the new facilities are developed in a cost-effective manner while
also meeting permit and schedule requirements.
The EchoWater Program Management Office is also charged with
providing oversight and carefully reviewing the work of other
specialists hired to tackle the many complex tasks during
planning, design and construction.
What was learned during the pilot studies?
To plan the full-scale plant improvements, the EchoWater team
conducted detailed pilot testing. A small-scale “pilot project”
was built next to the existing treatment plant to study and test
various treatment methods and alternatives to help identify the
treatment technology that is the most feasible, cost-effective
and efficient for the full-scale treatment solution.
During pilot studies, identifying and testing the most viable
treatment trains (the combination of components that make up a
wastewater treatment system) was an essential step in confirming
the technologies will perform as anticipated. The treatment
trains tested during pilot activities included an air activated
sludge process followed by granular media filtration or membrane
filtration, then either chlorine, ultraviolet light or ozone for
The pilot study identified the following preferred technologies
for the full-scale project:
A combined ammonia and nitrate removal process, referred to
as biological nutrient removal (BNR)
Granular media filtration (GMF)
Liquid chlorine disinfection
How will Regional San keep project costs as low as possible?

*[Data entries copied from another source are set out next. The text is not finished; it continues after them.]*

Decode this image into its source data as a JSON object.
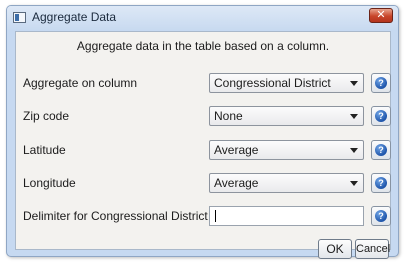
{
  "window": {
    "title": "Aggregate Data",
    "close_glyph": "✕"
  },
  "header": {
    "text": "Aggregate data in the table based on a column."
  },
  "fields": [
    {
      "label": "Aggregate on column",
      "value": "Congressional District"
    },
    {
      "label": "Zip code",
      "value": "None"
    },
    {
      "label": "Latitude",
      "value": "Average"
    },
    {
      "label": "Longitude",
      "value": "Average"
    },
    {
      "label": "Delimiter for Congressional District",
      "value": ""
    }
  ],
  "help": {
    "glyph": "?"
  },
  "buttons": {
    "ok": "OK",
    "cancel": "Cancel"
  },
  "colors": {
    "accent": "#1f56ab",
    "close": "#c8452a",
    "frame": "#c6d9f1"
  }
}
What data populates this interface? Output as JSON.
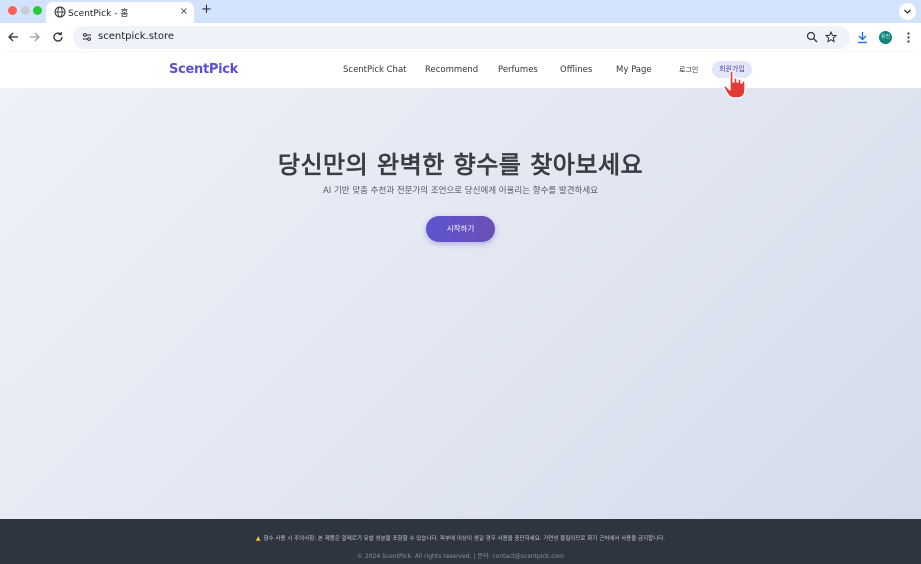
{
  "browser": {
    "tab_title": "ScentPick - 홈",
    "tab_close": "×",
    "new_tab": "+",
    "url": "scentpick.store",
    "avatar_text": "유진"
  },
  "site": {
    "brand": "ScentPick",
    "nav": {
      "chat": "ScentPick Chat",
      "recommend": "Recommend",
      "perfumes": "Perfumes",
      "offlines": "Offlines",
      "mypage": "My Page",
      "login": "로그인",
      "signup": "회원가입"
    }
  },
  "hero": {
    "title": "당신만의 완벽한 향수를 찾아보세요",
    "subtitle": "AI 기반 맞춤 추천과 전문가의 조언으로 당신에게 어울리는 향수를 발견하세요",
    "cta": "시작하기"
  },
  "footer": {
    "warning": "향수 사용 시 주의사항: 본 제품은 알레르기 유발 성분을 포함할 수 있습니다. 피부에 이상이 생길 경우 사용을 중단하세요. 가연성 물질이므로 화기 근처에서 사용을 금지합니다.",
    "copyright": "© 2024 ScentPick. All rights reserved. | 문의: contact@scentpick.com"
  },
  "colors": {
    "brand": "#5b4fd6",
    "cta_start": "#5d55d0",
    "cta_end": "#6c4fb5",
    "footer_bg": "#2e3440",
    "tabstrip": "#d3e3fd"
  }
}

The pilot study resulted in Regional San identifying lower cost
technologies for the full-scale project, potentially saving
several hundred million dollars in project costs compared to
those originally estimated. The reduced costs attributable to
technology confirmation by the pilot study are in the following
Filtration: Choosing granular media filtration over the more
expensive membrane filtration.
Disinfection: Choosing liquid chemical disinfection over
ultraviolet (UV) or ozone processes.
During development of a major capital project like EchoWater, key
decisions made in the future will affect the overall
cost of the project. Because choices regarding equipment,
materials and methods of construction and operation will
ultimately impact our ratepayers, it is extremely important that
we select the most cost-effective solutions. With that in mind,
the EchoWater team will constantly look for opportunities to
reduce project costs while ensuring strict compliance with permit
A variety of techniques will be used to control costs during
design and construction. For example, Reliability Centered Design
methods will help us design the appropriate size and number of
facilities, featuring only reliable components that are easy (and
thus less costly) to maintain. We’ll also use a Business Case
Evaluation framework to evaluate alternative solutions based on
significant life cycle cost, risk and facility performance
considerations. That will give us a clear picture over the long
haul of future operations, not just for initial construction.
The bottom line is that our continual efforts to ensure
cost-effective design and construction will bring better value
for our ratepayers.
How will the project be financed?
In April 2015, Regional San was approved to receive nearly $1.6
billion in low-interest financing from the State of California’s
Clean Water State Revolving Fund. This is the largest single
block of financing ever issued to a project under the California
Clean Water State Revolving Fund program. This unique financing
approach will reduce the long-term EchoWater Project financing
costs through favorable terms for interest rate and loan term –
saving at least a half billion dollars over the life of the loan
compared to traditional bond funding.
How will Regional San keep customers informed?
We are committed to communicating with all of our customers about
the EchoWater Project during the course of the project. To ensure
there are no surprises, we are using a variety of outreach and
communication methods as we strive to keep you informed every
step of the way. For example, this website is updated
periodically with news and developments, and we also mail
newsletters or notices to keep our ratepayers informed. Billboard
ads and radio spots are being used to drive people to the website
to learn more about why the EchoWater Project is being built.